Farrakhan told a crowd of more than 7,000 people at the UIC Pavilion that national lawmakers are using Chicago's violence epidemic to push for stronger gun control laws but said the Second Amendment has nothing to do with the spate of shootings in Chicago.
"The guns that every one of our young people have, are they legal? No!" Farrakhan said.
Instead, Farrakhan had a different idea for how to address gun violence. In addition to sending letters to black military leaders, Farrakhan said he planned to contact the city's gang leaders to recruit gang members to "protect" any land the Nation of Islam might buy in the future.
"All you gangbangers, we know you love to shoot, but you're killing yourselves," Farrakhan said. "All your weapons are illegal and you're using them like savages."
But Farrakhan said gangbangers are "natural soldiers" and could be taught "the science of war" to become protectors of the Nation of Islam's assets in the future.
On Monday, Chicago Mayor Rahm Emanuel weighed in on Farrakhan's gang plan.
"I don't think gang members are part of public safety," Emanuel said during a news conference. "They're the problem. And it's quite clear they're the problem."

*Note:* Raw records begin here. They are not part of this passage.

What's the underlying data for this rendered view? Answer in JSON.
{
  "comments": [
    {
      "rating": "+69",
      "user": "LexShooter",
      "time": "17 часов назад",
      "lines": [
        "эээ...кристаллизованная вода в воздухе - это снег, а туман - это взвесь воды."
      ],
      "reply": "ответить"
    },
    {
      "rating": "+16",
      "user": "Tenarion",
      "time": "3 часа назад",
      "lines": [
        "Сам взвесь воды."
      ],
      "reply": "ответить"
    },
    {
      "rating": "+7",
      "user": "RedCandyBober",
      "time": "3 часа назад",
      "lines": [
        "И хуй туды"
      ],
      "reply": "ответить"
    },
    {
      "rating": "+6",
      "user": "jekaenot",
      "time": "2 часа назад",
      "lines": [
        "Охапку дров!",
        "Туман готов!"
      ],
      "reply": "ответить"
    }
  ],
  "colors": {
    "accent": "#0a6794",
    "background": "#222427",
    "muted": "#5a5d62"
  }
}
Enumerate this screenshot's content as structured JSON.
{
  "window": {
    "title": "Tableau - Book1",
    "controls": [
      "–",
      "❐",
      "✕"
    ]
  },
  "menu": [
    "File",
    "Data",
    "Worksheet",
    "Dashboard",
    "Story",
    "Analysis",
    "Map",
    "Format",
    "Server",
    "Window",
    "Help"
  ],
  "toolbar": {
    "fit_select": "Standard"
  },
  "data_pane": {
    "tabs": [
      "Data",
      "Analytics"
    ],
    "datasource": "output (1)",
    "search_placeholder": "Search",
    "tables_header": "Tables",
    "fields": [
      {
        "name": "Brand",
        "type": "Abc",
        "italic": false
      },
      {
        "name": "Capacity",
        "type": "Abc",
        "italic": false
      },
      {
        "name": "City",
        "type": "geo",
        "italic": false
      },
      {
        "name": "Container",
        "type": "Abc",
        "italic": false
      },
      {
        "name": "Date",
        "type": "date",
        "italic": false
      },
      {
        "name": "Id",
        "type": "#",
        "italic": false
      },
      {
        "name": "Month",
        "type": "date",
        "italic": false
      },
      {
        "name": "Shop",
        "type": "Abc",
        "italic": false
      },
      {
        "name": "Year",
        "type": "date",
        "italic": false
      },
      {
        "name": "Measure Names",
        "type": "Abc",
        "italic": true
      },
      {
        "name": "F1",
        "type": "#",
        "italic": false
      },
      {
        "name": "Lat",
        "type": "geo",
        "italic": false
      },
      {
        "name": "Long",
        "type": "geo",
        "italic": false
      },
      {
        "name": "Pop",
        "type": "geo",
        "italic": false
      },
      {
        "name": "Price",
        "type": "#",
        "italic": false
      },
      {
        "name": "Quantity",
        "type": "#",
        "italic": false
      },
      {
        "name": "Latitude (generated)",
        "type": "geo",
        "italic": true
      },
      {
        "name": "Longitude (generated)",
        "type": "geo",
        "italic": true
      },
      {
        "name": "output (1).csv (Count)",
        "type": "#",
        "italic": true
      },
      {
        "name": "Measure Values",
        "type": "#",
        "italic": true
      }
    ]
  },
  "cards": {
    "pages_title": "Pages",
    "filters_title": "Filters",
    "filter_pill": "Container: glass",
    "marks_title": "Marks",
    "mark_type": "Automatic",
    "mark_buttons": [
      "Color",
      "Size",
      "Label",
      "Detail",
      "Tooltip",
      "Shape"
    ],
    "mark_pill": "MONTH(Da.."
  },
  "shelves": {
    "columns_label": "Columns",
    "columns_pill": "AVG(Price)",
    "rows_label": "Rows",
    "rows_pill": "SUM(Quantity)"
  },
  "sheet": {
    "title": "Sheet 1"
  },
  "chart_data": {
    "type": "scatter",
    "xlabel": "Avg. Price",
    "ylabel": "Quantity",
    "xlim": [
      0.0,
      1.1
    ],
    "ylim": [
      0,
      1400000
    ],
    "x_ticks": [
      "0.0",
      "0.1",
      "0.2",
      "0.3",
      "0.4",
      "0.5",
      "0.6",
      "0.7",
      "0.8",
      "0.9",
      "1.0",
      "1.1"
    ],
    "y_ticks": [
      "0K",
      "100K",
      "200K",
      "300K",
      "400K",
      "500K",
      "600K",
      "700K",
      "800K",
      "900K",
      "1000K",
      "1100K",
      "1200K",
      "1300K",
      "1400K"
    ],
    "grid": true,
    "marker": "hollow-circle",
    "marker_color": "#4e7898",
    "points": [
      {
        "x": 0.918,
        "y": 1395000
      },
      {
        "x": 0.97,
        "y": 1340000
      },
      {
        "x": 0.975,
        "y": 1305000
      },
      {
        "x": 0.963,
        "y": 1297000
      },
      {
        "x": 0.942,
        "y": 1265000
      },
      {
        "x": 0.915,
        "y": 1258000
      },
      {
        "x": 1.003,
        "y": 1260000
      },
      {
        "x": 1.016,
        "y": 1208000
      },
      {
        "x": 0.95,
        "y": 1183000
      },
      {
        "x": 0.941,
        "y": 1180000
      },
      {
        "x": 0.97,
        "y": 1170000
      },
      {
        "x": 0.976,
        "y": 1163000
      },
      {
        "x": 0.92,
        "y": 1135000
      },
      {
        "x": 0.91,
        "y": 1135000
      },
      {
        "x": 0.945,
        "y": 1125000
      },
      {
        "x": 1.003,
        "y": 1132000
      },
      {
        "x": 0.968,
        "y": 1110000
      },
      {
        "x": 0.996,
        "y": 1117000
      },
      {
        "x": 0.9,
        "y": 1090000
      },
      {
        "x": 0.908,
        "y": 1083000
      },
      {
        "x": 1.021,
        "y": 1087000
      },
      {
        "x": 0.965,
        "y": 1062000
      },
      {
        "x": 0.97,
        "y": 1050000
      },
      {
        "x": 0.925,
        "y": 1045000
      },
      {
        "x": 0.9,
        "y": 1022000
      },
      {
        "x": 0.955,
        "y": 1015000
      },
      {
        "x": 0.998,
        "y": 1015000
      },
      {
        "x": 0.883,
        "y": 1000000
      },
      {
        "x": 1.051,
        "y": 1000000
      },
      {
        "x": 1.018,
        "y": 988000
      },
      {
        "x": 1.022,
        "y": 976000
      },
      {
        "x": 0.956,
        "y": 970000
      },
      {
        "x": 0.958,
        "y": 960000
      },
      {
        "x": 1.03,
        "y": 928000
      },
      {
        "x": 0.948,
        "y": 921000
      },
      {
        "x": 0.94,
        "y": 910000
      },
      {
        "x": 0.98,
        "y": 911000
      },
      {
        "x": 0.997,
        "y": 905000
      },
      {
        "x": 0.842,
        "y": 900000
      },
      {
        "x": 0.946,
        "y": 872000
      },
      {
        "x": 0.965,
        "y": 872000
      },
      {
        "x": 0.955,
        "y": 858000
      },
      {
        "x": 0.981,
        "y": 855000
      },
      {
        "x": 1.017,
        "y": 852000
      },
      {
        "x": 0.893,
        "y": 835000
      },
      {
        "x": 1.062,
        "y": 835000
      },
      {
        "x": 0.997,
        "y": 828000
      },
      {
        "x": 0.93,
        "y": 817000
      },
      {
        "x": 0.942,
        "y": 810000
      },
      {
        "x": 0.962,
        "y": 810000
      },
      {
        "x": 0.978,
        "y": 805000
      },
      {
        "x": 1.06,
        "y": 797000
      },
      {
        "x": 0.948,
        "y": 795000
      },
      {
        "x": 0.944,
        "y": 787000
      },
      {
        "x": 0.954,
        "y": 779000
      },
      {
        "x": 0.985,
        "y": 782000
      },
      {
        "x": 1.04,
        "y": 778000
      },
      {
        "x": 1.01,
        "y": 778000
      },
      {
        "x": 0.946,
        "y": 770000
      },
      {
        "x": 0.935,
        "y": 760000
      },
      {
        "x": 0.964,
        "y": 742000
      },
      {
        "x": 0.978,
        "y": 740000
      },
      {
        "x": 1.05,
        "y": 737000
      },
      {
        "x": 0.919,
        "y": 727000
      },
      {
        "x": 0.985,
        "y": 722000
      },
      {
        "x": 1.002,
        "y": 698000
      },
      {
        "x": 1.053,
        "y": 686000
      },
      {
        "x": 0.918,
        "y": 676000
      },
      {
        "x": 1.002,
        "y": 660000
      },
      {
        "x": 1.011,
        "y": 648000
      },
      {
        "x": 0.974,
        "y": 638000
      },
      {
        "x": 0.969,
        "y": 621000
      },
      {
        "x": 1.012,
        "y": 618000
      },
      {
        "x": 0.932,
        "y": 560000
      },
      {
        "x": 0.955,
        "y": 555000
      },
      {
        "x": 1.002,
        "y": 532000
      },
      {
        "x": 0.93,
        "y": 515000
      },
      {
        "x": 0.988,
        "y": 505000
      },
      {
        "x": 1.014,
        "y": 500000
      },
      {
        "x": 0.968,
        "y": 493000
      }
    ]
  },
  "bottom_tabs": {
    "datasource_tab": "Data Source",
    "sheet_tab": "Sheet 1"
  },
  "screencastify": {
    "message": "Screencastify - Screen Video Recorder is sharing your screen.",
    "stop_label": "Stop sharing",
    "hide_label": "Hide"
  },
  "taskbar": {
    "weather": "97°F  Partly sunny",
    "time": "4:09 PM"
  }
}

Last summer, Farrakhan led 500 men known as the Fruit of Islam, who traditionally serve in his security detail, to the city's Auburn Gresham neighborhood in response to the spike in violence in the first half of 2012.
He praised the re-election of President Barack Obama as a significant historical milestone, but added that Obama's victory would not mean prosperity for black people.
Farrakhan also decried the death of Gadhafi, who was killed in 2011. He blamed the former Libyan leader's death on American and European governments, saying they wanted Gadhafi dead because he was an "impediment" to American and European interests having access to natural resources in Africa.
Farrakhan said he believes the American government also wanted to see black leaders like himself go away.
"You killed my brother [Gadhafi], and now you got the same thing in your mind for me," Farrakhan thundered as the crowd rose to its feet applauding. "You want to put your hands on me. In fact, you're plotting it as I'm speaking."
Regarding Hagel, Farrakhan said the Senate was holding up his confirmation because Hagel did not express unconditional support for Israel. He said Israeli lobbyists are applying pressure to senators to reject Hagel.
Farrakhan said the country needs a Defense secretary like Hagel, who will follow his own conscience.
Saviour's Day marks the Feb. 26, 1877, birthday of the Nation of Islam's founder, W. Fard Muhammad.